* _TASK INSTRUCTIONS_
Exactly how many lines in this data contain the word "left"? Only the number should be given.

* _GIVEN DATA_
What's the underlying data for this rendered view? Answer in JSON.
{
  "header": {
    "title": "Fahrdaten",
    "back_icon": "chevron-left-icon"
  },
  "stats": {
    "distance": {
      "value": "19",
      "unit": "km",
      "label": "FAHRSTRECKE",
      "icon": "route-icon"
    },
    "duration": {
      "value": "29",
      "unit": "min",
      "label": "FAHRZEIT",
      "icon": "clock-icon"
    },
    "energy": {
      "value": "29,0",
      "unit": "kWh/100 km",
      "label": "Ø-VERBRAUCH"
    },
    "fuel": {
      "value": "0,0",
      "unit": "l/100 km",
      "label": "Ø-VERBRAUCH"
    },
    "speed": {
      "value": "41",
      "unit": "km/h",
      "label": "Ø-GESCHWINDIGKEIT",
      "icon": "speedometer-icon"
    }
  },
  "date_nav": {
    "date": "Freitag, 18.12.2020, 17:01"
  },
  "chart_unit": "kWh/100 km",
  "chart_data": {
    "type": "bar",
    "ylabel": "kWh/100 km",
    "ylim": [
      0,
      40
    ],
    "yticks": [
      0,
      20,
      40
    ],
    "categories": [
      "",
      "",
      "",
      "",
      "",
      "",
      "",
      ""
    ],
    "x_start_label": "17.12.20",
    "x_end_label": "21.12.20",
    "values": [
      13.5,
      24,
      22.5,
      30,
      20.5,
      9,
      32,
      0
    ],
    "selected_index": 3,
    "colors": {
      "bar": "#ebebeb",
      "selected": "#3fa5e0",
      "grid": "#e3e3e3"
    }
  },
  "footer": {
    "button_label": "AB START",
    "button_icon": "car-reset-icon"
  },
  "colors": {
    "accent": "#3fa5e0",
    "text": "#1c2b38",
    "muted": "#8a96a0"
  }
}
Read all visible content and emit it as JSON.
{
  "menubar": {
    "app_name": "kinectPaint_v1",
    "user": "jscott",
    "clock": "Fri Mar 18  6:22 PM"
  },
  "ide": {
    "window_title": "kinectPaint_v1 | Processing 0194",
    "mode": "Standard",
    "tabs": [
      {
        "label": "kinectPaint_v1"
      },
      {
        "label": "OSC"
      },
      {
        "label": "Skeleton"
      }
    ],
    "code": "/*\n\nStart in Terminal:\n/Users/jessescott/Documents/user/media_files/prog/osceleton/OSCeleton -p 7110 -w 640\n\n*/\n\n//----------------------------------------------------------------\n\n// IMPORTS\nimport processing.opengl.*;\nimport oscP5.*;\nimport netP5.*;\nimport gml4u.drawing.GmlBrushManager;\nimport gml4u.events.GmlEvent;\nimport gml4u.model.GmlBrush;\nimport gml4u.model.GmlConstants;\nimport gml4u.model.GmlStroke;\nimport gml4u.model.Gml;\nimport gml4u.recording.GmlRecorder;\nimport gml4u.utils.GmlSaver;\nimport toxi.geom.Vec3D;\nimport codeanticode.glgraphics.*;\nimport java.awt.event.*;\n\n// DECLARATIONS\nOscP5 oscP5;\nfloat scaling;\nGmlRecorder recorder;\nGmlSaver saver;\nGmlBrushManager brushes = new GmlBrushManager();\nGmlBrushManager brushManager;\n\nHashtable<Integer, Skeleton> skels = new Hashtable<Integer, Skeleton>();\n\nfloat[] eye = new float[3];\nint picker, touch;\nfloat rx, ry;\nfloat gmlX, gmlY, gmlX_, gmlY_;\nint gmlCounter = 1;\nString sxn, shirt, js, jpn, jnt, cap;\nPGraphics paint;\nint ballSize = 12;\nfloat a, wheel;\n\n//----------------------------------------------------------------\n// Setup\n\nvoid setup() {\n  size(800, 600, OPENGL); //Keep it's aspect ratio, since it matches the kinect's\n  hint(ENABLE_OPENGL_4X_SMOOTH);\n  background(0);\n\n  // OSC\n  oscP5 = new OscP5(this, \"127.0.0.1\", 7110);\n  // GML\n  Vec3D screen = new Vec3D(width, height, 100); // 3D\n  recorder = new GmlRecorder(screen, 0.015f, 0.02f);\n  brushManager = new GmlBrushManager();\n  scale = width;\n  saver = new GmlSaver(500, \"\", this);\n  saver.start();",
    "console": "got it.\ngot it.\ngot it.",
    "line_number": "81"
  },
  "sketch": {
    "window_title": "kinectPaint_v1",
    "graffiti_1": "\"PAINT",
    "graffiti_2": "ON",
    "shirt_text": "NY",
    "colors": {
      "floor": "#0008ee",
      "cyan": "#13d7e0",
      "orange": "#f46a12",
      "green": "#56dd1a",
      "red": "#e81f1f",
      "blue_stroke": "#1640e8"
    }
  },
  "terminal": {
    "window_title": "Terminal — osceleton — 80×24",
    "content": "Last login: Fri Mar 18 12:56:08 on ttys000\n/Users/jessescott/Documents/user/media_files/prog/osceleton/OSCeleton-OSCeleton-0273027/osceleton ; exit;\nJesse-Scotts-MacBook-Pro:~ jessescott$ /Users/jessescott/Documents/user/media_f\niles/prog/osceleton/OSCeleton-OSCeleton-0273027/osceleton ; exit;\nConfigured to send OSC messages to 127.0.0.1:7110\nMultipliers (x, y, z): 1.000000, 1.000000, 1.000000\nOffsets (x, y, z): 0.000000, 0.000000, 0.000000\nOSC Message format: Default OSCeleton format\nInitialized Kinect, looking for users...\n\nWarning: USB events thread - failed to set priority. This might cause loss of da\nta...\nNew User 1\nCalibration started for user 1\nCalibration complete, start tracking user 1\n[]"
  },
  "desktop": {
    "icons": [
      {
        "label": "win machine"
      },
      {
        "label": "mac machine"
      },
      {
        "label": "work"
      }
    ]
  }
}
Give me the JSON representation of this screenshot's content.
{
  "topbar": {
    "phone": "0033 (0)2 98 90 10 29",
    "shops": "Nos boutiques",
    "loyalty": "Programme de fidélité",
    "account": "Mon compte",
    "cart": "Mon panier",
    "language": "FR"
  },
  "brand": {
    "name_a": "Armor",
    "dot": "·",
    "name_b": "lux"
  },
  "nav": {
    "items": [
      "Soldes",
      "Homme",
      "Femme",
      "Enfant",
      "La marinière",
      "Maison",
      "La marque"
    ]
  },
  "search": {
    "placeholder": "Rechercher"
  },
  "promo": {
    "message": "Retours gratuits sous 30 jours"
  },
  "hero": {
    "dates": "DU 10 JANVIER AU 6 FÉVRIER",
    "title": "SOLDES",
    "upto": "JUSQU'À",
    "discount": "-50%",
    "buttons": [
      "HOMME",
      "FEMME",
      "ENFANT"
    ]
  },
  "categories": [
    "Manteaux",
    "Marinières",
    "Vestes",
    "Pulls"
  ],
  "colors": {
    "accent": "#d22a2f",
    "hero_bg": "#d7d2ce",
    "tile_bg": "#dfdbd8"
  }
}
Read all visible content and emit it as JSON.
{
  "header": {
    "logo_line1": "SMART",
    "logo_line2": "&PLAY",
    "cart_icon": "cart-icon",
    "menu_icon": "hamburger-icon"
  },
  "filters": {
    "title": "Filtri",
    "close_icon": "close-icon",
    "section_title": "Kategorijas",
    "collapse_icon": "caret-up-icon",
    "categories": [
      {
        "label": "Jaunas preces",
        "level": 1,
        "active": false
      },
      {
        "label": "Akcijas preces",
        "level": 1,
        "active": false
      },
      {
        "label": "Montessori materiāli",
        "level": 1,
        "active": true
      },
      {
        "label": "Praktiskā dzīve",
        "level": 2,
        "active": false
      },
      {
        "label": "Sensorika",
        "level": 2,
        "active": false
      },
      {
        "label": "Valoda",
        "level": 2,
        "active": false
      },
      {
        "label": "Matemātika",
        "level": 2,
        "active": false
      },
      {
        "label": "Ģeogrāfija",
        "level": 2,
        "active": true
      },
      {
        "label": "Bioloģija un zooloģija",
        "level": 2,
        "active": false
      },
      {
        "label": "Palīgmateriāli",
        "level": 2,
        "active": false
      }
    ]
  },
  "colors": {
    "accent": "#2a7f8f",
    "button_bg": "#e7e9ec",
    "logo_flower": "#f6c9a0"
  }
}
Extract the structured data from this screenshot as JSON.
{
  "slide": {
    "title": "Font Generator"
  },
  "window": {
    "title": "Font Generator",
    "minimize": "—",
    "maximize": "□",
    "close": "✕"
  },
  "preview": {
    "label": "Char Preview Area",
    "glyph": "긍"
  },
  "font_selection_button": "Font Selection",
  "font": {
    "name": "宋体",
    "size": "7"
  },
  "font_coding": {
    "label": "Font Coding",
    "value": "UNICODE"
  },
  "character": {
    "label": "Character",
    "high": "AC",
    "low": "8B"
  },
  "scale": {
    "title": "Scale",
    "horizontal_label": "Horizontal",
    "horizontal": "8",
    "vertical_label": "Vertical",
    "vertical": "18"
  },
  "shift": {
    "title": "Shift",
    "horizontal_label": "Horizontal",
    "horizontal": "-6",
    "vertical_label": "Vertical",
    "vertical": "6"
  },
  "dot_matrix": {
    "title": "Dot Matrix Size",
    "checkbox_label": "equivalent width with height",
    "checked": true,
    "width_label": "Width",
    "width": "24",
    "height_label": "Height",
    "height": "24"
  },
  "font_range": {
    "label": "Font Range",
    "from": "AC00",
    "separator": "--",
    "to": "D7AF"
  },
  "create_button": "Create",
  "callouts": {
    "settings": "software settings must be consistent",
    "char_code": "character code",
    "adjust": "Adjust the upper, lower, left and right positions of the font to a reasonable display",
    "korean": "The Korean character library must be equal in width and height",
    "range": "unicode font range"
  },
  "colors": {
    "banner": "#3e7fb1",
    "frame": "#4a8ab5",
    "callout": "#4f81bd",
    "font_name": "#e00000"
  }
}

* _RESULT OF THE EXERCISE_
2